Not too long and not too short: Introducing the new UNU-WIDER and Cambridge University Press series in Development Economics
Simon Kuznets’ pipe dream was to have economic inequality data that rarely existed when he was writing. What are the pipe dreams of today’s development economists?
How about a rigorous development economics book, or set of books, you could read in a spare hour or two? A book that provides an analytical survey on a topical area by a leading scholar; or a book that does something innovative. That surprises by, for example, synthesising a project or body of work, or new methods and applications, or perhaps an emerging or frontier issue in development economics?
The partnership between UNU-WIDER and Cambridge University Press (CUP) makes that pipe dream a reality with a new short-to-medium-sized book series on key topics in development economics. Each volume will be available Open Access —that is free online.
So what’s the idea behind the series?
In their preface to Volume 1 of the authoritative Handbook of Development Economics —the many volumes of which subsequently became a core text for scholars and students of development economics— Hollis Chenery and T.N. Srinivasan (1988) defined Development Economics as ‘the study of the economic structure and behaviour of poor (or less developed) countries’.
Chenery and Srinivasan went on to argue that ‘…development economics is explicitly characterized by competing paradigms, rather than by a dominant orthodoxy…’.
The Cambridge Elements in Development Economics series will follow that same spirit of openness to different schools of thoughts and competing paradigms in development economics as first proposed by Chenery and Srinivasan.
Elements are a new concept in academic publishing, combining the best features of books and journals. The Elements series consists of original, concise, authoritative, and peer-reviewed research. Each volume will provide comprehensive coverage of the key topics in disciplines spanning the arts and sciences, in about 20,000 to 30,000 words. Conceived from the start for a digital environment, they will provide a dynamic reference resource for scholars, graduate students, researchers, and practitioners.
In line with UNU-WIDER’s mandate, the series intends to address the big picture questions in economic development. It will provide authoritative contributions on important topics in development economics from leading scholars.
The series will cover both micro and macro aspects of development economics. It will be consciously agnostic in its coverage of topics and will not privilege one approach over another. It will welcome both mainstream and heterodox contributions in the field of development economics. It will cover both traditional topics in development economics, such as macroeconomics, inequality and poverty, and economic transformation, as well as emerging fields, such as environmental sustainability, conflict, and political economy.
For these and future volumes in the Elements series, the editorial team is comprised of senior UNU-WIDER research staff, as well as leading development economists drawn from UNU-WIDER’s network.
What to expect? From COVID-19 to social mobility
Already there are two Elements released, providing analysis and insight into important issues facing development scholars and policymakers today. The first looks at COVID-19 through the lens of the 1918-20 influenza pandemic —also known as the Spanish Flu— while the second delves into the factors influencing human capital in low- and middle-income countries.
The 1918–20 influenza pandemic: A retrospective in the time of COVID-19, by Prema-chandra Athukorala and Chaturica Athukorala, provides an analysis of the research from the last century to place the current pandemic in historical context.
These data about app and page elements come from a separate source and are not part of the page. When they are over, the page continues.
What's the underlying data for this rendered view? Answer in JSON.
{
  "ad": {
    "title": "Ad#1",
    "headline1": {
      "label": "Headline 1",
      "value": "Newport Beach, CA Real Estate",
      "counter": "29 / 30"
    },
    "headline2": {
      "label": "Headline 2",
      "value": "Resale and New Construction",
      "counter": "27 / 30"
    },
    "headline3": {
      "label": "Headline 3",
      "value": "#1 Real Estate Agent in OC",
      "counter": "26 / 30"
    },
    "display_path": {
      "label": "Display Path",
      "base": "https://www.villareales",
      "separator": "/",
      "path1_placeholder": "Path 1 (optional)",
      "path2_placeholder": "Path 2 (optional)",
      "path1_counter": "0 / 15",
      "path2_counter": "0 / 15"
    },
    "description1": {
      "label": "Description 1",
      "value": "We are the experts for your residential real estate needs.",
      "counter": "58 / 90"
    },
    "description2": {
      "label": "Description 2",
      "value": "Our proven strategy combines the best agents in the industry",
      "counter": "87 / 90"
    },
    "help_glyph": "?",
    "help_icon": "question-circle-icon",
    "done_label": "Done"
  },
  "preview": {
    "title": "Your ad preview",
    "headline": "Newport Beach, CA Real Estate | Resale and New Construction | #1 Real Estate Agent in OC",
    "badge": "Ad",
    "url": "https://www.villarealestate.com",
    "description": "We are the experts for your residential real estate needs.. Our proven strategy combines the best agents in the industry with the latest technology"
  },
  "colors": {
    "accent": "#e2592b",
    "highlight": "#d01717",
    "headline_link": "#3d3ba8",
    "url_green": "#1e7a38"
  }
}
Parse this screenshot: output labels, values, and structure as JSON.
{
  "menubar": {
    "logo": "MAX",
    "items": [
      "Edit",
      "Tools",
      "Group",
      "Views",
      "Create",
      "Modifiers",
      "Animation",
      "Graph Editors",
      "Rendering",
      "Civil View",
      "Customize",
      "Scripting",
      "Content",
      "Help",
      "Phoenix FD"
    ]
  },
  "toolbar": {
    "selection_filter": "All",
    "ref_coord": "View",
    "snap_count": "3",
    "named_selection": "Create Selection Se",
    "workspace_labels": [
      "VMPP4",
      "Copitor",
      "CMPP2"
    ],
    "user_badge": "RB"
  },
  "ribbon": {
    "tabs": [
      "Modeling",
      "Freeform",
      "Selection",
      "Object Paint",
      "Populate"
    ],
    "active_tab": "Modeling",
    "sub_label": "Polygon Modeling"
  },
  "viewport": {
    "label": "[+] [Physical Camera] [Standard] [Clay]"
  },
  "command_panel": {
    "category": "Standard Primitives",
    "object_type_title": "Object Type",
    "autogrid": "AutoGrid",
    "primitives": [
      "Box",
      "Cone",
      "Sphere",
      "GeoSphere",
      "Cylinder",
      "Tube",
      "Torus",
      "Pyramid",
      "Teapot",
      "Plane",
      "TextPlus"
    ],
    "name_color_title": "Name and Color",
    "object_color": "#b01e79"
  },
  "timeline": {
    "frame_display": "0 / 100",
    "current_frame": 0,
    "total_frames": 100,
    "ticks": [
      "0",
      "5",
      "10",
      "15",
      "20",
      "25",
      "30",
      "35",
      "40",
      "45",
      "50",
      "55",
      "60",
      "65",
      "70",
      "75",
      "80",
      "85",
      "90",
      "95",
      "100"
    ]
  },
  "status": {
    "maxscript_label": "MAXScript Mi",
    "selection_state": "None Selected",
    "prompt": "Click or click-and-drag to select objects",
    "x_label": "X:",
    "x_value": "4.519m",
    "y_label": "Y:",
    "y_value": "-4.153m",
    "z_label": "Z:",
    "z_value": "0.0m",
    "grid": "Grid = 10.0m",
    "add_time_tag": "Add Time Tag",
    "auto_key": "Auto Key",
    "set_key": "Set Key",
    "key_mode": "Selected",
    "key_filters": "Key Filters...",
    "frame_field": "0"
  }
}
It identifies where there are parallels and lessons about what may come. This important contribution helps us to better understand the lessons we failed to learn from the 1918-20 experience and how to face future pandemics.
The second Element of the series, Parental investments and children’s human capital in low-to-middle-income countries, by Jere R Behrman, reviews the literature on investments in children’s human capital, the determinants, and the effects on poverty and inequality. It provides valuable insights into the gaps and flaws in the policy analysis to-date, providing guidance for researchers and policymakers alike.
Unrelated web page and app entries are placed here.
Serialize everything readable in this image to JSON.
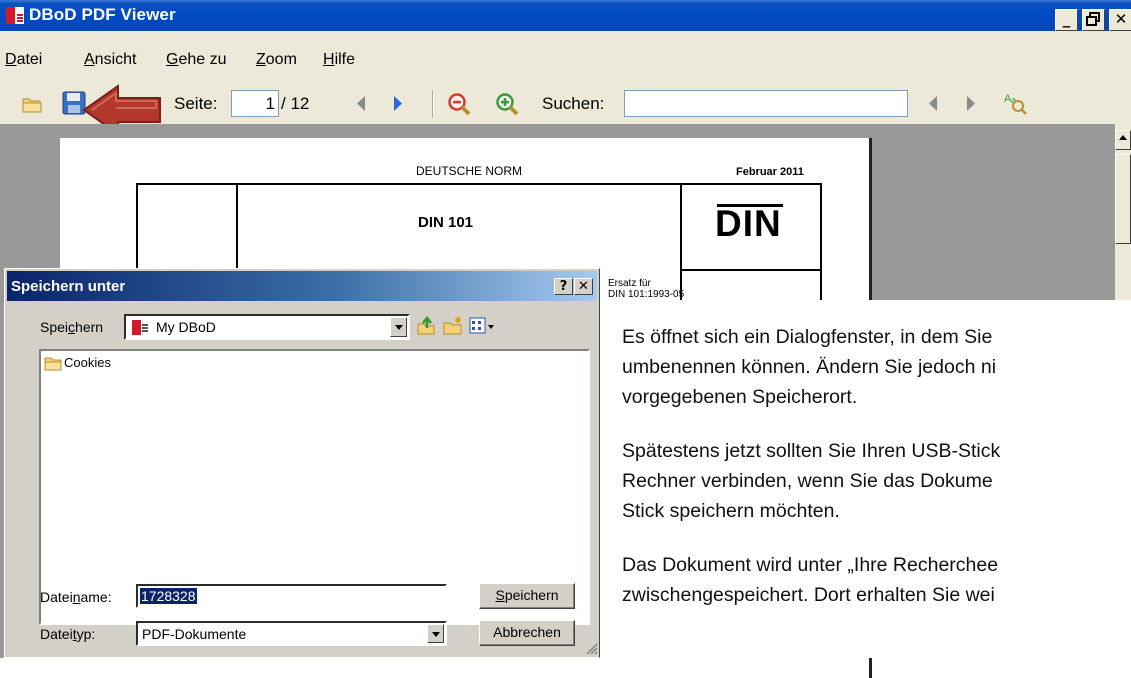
{
  "window": {
    "title": "DBoD PDF Viewer",
    "btn_minimize": "_",
    "btn_maximize": "▫",
    "btn_close": "✕"
  },
  "menu": [
    {
      "pre": "",
      "mn": "D",
      "post": "atei"
    },
    {
      "pre": "",
      "mn": "A",
      "post": "nsicht"
    },
    {
      "pre": "",
      "mn": "G",
      "post": "ehe zu"
    },
    {
      "pre": "",
      "mn": "Z",
      "post": "oom"
    },
    {
      "pre": "",
      "mn": "H",
      "post": "ilfe"
    }
  ],
  "toolbar": {
    "page_label": "Seite:",
    "page_value": "1",
    "page_total": "/ 12",
    "search_label": "Suchen:",
    "search_value": ""
  },
  "document": {
    "header_left": "DEUTSCHE NORM",
    "header_right": "Februar 2011",
    "norm_number": "DIN 101",
    "logo": "DIN",
    "replaces_line1": "Ersatz für",
    "replaces_line2": "DIN 101:1993-05"
  },
  "dialog": {
    "title": "Speichern unter",
    "help_btn": "?",
    "close_btn": "✕",
    "save_in_label_pre": "Spei",
    "save_in_label_mn": "c",
    "save_in_label_post": "hern",
    "save_in_value": "My DBoD",
    "files": [
      {
        "name": "Cookies"
      }
    ],
    "filename_label_pre": "Datei",
    "filename_label_mn": "n",
    "filename_label_post": "ame:",
    "filename_value": "1728328",
    "filetype_label_pre": "Datei",
    "filetype_label_mn": "t",
    "filetype_label_post": "yp:",
    "filetype_value": "PDF-Dokumente",
    "save_btn_mn": "S",
    "save_btn_post": "peichern",
    "cancel_btn": "Abbrechen"
  },
  "help_text": {
    "p1": [
      "Es öffnet sich ein Dialogfenster, in dem Sie",
      "umbenennen können. Ändern Sie jedoch ni",
      "vorgegebenen Speicherort."
    ],
    "p2": [
      "Spätestens jetzt sollten Sie Ihren USB-Stick",
      "Rechner verbinden, wenn Sie das Dokume",
      "Stick speichern möchten."
    ],
    "p3": [
      "Das Dokument wird unter „Ihre Rechercheе",
      "zwischengespeichert. Dort erhalten Sie wei"
    ]
  },
  "colors": {
    "arrow": "#b03a2e",
    "titlebar": "#0049c2",
    "dialog_title": "#0a246a"
  }
}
What next? Pipe dreams and pipelines
In the more than half a century since Kuznets dreamed about the inequality data he wanted, much progress has been made, though many gaps remain. We hope that the new series will bridge gaps in important and topical areas of interest and make progress on key issues.
In the pipeline are titles on structural transformation, social mobility, state capitalism, resource-rich economies, and culture and gender.
Each Element appeals to both academic and policy-oriented audiences. They provide concise but comprehensive overviews of the literature and they also contribute new knowledge, with expert insights into where researchers should look next and how policymakers can apply knowledge more effectively.
Over the next year, look for each new Element in the series on the dedicated website.
Andy Sumner is a Non-Resident Senior Research Fellow at UNU-WIDER. He is also a Professor of International Development at King’s College London, and Director of the Economic and Social Research Council (ESRC) Global Challenges Strategic Research Network on Global Poverty and Inequality Dynamics.
Kunal Sen is Director of UNU-WIDER and a Professor of Development Economics at the Global Development Institute, University of Manchester.
The views expressed in this piece are those of the authors, and do not necessarily reflect the views of the Institute or the United Nations University, nor the programme/project donors.